*PROBLEM:*
Copy each line that includes the string "content" from the material into your answer.

MATERIAL SHOWN Block Start

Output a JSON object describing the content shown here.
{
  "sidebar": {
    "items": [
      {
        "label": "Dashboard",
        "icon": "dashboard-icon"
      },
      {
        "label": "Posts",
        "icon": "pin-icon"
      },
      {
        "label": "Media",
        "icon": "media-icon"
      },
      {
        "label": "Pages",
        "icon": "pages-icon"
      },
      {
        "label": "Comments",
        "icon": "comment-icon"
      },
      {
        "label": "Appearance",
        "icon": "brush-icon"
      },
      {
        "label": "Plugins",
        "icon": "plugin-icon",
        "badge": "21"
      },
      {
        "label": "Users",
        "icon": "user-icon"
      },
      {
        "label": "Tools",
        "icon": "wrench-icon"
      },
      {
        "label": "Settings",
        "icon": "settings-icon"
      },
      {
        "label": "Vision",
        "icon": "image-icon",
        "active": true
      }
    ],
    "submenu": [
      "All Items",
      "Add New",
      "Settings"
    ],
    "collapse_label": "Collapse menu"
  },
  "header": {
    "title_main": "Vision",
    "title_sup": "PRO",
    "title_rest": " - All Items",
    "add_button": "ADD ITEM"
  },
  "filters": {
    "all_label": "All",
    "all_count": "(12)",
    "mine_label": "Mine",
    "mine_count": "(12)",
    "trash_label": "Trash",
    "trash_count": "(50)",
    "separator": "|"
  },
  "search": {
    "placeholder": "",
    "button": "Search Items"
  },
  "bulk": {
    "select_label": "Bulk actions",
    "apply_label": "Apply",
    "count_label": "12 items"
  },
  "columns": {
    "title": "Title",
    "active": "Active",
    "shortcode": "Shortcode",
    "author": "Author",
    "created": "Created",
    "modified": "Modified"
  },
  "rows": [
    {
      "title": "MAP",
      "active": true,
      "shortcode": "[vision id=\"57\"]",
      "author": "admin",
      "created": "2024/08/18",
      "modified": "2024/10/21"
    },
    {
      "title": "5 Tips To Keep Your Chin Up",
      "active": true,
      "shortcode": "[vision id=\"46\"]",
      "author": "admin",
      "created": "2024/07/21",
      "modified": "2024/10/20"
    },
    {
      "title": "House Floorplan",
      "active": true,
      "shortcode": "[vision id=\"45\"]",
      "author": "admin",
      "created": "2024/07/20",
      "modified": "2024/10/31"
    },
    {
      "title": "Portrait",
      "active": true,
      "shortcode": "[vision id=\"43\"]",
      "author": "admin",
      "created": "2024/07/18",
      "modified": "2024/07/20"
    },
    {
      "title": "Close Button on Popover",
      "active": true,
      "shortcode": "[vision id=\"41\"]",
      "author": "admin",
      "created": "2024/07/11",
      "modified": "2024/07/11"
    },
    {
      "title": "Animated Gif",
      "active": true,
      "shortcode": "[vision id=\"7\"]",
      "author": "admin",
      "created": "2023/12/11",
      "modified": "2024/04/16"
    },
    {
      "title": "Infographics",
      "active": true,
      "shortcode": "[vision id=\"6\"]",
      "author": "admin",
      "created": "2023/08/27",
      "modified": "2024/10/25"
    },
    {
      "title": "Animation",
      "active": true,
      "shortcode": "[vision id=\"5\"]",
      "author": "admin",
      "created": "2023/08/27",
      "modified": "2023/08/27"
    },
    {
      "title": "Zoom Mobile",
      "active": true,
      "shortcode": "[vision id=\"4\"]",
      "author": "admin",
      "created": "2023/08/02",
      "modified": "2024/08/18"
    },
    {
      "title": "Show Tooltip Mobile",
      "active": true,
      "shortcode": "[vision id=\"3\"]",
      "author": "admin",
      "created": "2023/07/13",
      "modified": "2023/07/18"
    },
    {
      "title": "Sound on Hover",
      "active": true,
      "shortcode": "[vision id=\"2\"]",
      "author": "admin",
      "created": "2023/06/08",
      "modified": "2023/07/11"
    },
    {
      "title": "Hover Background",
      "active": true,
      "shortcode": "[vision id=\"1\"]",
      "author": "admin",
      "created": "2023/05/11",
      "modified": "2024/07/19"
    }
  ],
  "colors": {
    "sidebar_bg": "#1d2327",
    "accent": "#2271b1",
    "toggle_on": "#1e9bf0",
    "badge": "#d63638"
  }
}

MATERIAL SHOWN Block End
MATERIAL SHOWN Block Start

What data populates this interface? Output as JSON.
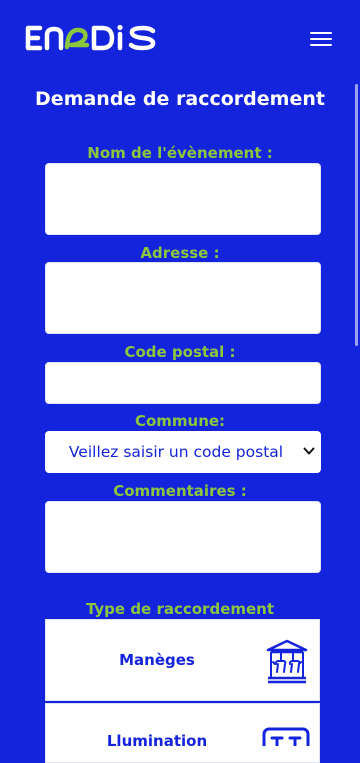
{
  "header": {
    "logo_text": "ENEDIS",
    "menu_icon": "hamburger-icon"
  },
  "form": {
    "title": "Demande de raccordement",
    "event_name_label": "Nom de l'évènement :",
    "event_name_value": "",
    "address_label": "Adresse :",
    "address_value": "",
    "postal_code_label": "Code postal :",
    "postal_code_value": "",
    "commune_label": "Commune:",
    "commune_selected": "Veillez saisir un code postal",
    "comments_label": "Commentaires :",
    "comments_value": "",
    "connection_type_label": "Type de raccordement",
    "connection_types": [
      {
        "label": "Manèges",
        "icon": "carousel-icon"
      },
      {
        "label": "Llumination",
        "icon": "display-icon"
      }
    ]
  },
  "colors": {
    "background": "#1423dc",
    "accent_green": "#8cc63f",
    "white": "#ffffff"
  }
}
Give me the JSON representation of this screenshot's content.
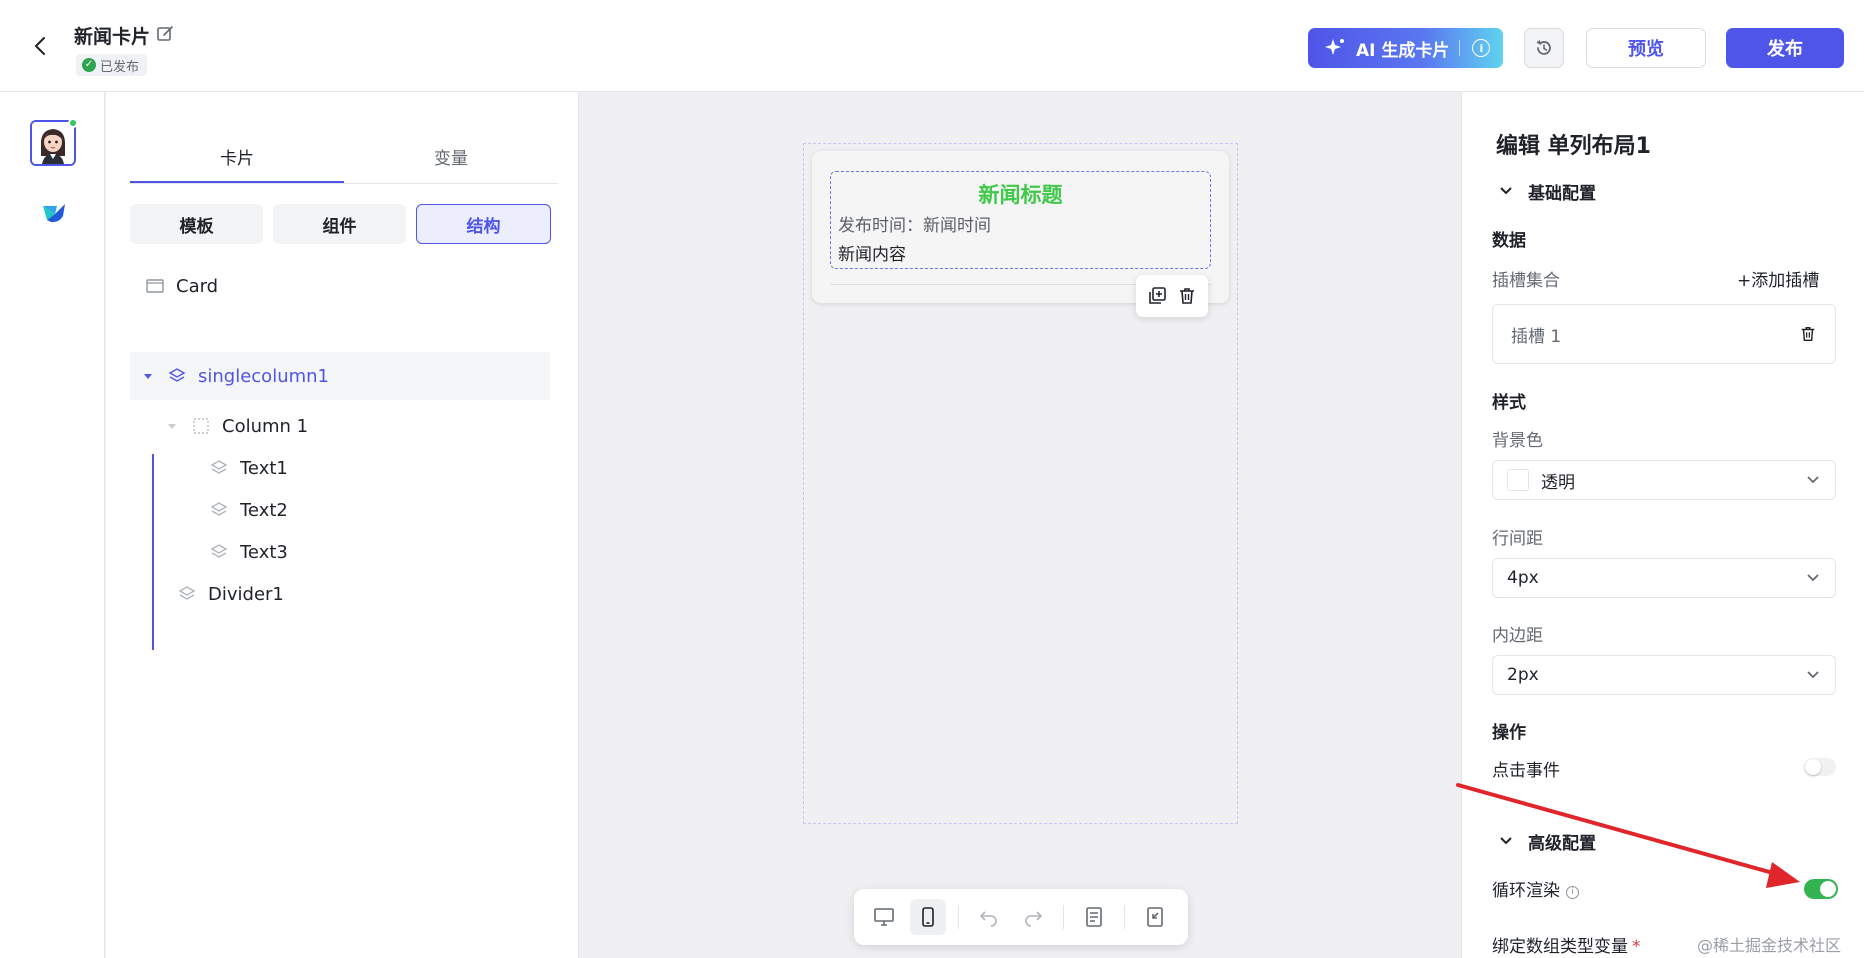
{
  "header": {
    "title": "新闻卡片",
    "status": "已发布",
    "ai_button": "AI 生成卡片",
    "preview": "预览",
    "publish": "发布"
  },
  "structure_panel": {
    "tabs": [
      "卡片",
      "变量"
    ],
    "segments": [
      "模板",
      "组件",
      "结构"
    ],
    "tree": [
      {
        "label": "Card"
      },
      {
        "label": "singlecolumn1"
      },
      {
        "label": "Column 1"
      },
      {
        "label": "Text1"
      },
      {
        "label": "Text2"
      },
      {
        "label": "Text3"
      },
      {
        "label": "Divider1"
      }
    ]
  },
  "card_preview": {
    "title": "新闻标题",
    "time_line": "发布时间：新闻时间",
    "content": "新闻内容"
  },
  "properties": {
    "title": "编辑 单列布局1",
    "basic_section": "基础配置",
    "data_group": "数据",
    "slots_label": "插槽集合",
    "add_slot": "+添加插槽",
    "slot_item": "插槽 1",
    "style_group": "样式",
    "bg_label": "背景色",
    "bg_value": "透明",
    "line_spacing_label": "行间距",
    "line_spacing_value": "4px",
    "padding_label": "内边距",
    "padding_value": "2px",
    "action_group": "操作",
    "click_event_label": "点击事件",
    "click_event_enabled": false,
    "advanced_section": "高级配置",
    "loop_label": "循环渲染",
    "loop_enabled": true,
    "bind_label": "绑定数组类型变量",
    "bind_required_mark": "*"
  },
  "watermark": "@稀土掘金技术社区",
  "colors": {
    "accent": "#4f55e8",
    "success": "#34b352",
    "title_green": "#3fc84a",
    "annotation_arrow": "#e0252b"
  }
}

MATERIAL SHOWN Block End
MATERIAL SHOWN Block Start

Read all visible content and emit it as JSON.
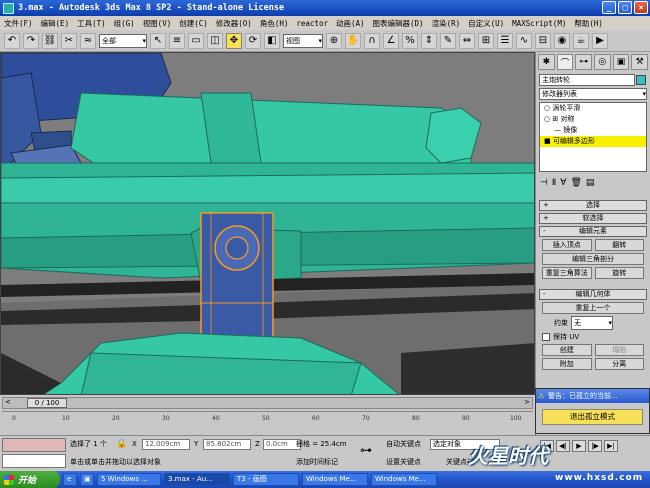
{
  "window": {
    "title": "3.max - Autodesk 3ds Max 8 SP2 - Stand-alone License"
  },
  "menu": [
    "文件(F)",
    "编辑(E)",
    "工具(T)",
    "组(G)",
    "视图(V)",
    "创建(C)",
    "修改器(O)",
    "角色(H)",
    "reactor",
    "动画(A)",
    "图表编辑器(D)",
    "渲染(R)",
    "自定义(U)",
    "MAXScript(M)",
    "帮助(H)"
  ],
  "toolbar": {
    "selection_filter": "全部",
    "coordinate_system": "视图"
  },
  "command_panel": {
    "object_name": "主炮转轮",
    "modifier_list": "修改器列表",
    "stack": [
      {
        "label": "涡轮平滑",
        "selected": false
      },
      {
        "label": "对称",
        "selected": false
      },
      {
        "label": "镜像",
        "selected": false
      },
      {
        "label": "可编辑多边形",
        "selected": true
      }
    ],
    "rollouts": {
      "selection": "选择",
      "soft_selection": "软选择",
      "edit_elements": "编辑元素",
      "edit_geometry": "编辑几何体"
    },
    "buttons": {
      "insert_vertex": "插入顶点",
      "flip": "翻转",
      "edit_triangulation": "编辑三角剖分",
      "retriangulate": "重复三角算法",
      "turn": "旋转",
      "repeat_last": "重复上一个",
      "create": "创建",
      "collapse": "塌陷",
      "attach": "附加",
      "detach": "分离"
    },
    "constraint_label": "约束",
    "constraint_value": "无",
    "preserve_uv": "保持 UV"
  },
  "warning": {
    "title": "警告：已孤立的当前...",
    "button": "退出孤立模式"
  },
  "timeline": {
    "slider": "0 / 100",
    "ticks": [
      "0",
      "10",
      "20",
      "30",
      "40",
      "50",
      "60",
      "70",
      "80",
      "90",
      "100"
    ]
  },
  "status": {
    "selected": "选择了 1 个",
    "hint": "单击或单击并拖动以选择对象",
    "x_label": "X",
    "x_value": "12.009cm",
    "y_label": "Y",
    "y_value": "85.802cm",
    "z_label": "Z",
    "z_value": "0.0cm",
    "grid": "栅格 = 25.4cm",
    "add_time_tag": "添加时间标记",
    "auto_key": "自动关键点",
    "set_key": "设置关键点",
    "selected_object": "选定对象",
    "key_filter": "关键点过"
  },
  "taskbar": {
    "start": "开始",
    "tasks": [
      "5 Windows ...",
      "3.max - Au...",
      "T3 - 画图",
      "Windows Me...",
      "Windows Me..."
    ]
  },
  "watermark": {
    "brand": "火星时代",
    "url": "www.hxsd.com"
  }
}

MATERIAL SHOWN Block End

*TASK SOLUTION:*
Output a JSON object describing the content shown here.
Give me the JSON representation of this screenshot's content.
    "content": "新闻内容"
Read all visible content and emit it as JSON.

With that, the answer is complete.